Task directions: Give back every record below, character for character.

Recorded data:
________________________________________

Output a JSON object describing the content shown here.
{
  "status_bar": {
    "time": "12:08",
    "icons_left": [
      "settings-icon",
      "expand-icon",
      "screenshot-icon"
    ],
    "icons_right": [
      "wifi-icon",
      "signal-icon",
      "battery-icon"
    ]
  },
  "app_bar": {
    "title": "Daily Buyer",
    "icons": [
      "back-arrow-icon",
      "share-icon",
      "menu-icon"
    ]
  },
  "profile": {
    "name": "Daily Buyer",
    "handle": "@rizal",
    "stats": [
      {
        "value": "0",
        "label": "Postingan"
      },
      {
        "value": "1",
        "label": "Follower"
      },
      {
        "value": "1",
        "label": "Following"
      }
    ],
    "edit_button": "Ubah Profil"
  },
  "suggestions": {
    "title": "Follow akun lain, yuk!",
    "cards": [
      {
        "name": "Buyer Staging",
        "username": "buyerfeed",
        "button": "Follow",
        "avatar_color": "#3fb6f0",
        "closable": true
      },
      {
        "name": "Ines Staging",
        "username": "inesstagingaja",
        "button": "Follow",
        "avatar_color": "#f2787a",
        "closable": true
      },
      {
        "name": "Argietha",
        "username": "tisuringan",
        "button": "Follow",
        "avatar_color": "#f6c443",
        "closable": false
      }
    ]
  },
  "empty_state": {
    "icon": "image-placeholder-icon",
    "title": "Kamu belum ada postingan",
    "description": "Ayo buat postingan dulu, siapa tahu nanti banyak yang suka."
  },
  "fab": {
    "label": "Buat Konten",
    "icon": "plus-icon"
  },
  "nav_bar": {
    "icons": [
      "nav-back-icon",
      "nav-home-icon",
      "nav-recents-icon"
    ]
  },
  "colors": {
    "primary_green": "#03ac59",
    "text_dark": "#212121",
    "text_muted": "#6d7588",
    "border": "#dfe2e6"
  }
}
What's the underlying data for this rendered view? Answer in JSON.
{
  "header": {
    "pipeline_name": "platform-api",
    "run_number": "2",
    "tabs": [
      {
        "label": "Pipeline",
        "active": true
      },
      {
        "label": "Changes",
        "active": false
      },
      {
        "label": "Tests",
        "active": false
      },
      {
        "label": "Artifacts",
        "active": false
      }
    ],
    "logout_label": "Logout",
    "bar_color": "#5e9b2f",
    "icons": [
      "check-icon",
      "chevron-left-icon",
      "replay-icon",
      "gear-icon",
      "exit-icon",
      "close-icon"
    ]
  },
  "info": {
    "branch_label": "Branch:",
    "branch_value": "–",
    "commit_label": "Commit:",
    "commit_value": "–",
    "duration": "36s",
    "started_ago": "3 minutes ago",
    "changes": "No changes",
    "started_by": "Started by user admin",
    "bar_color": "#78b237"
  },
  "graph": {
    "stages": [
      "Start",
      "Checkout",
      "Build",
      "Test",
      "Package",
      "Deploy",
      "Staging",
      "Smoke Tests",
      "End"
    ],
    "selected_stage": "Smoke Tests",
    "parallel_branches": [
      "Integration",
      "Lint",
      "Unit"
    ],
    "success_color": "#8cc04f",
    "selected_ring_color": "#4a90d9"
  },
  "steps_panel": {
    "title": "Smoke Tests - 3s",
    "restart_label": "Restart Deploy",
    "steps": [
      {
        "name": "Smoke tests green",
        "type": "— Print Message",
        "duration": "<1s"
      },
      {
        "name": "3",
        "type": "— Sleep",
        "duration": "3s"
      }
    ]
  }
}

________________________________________

Written response:
Output a JSON object describing the content shown here.
{
  "status_bar": {
    "time": "12:08",
    "icons_left": [
      "settings-icon",
      "expand-icon",
      "screenshot-icon"
    ],
    "icons_right": [
      "wifi-icon",
      "signal-icon",
      "battery-icon"
    ]
  },
  "app_bar": {
    "title": "Daily Buyer",
    "icons": [
      "back-arrow-icon",
      "share-icon",
      "menu-icon"
    ]
  },
  "profile": {
    "name": "Daily Buyer",
    "handle": "@rizal",
    "stats": [
      {
        "value": "0",
        "label": "Postingan"
      },
      {
        "value": "1",
        "label": "Follower"
      },
      {
        "value": "1",
        "label": "Following"
      }
    ],
    "edit_button": "Ubah Profil"
  },
  "suggestions": {
    "title": "Follow akun lain, yuk!",
    "cards": [
      {
        "name": "Buyer Staging",
        "username": "buyerfeed",
        "button": "Follow",
        "avatar_color": "#3fb6f0",
        "closable": true
      },
      {
        "name": "Ines Staging",
        "username": "inesstagingaja",
        "button": "Follow",
        "avatar_color": "#f2787a",
        "closable": true
      },
      {
        "name": "Argietha",
        "username": "tisuringan",
        "button": "Follow",
        "avatar_color": "#f6c443",
        "closable": false
      }
    ]
  },
  "empty_state": {
    "icon": "image-placeholder-icon",
    "title": "Kamu belum ada postingan",
    "description": "Ayo buat postingan dulu, siapa tahu nanti banyak yang suka."
  },
  "fab": {
    "label": "Buat Konten",
    "icon": "plus-icon"
  },
  "nav_bar": {
    "icons": [
      "nav-back-icon",
      "nav-home-icon",
      "nav-recents-icon"
    ]
  },
  "colors": {
    "primary_green": "#03ac59",
    "text_dark": "#212121",
    "text_muted": "#6d7588",
    "border": "#dfe2e6"
  }
}
What's the underlying data for this rendered view? Answer in JSON.
{
  "header": {
    "pipeline_name": "platform-api",
    "run_number": "2",
    "tabs": [
      {
        "label": "Pipeline",
        "active": true
      },
      {
        "label": "Changes",
        "active": false
      },
      {
        "label": "Tests",
        "active": false
      },
      {
        "label": "Artifacts",
        "active": false
      }
    ],
    "logout_label": "Logout",
    "bar_color": "#5e9b2f",
    "icons": [
      "check-icon",
      "chevron-left-icon",
      "replay-icon",
      "gear-icon",
      "exit-icon",
      "close-icon"
    ]
  },
  "info": {
    "branch_label": "Branch:",
    "branch_value": "–",
    "commit_label": "Commit:",
    "commit_value": "–",
    "duration": "36s",
    "started_ago": "3 minutes ago",
    "changes": "No changes",
    "started_by": "Started by user admin",
    "bar_color": "#78b237"
  },
  "graph": {
    "stages": [
      "Start",
      "Checkout",
      "Build",
      "Test",
      "Package",
      "Deploy",
      "Staging",
      "Smoke Tests",
      "End"
    ],
    "selected_stage": "Smoke Tests",
    "parallel_branches": [
      "Integration",
      "Lint",
      "Unit"
    ],
    "success_color": "#8cc04f",
    "selected_ring_color": "#4a90d9"
  },
  "steps_panel": {
    "title": "Smoke Tests - 3s",
    "restart_label": "Restart Deploy",
    "steps": [
      {
        "name": "Smoke tests green",
        "type": "— Print Message",
        "duration": "<1s"
      },
      {
        "name": "3",
        "type": "— Sleep",
        "duration": "3s"
      }
    ]
  }
}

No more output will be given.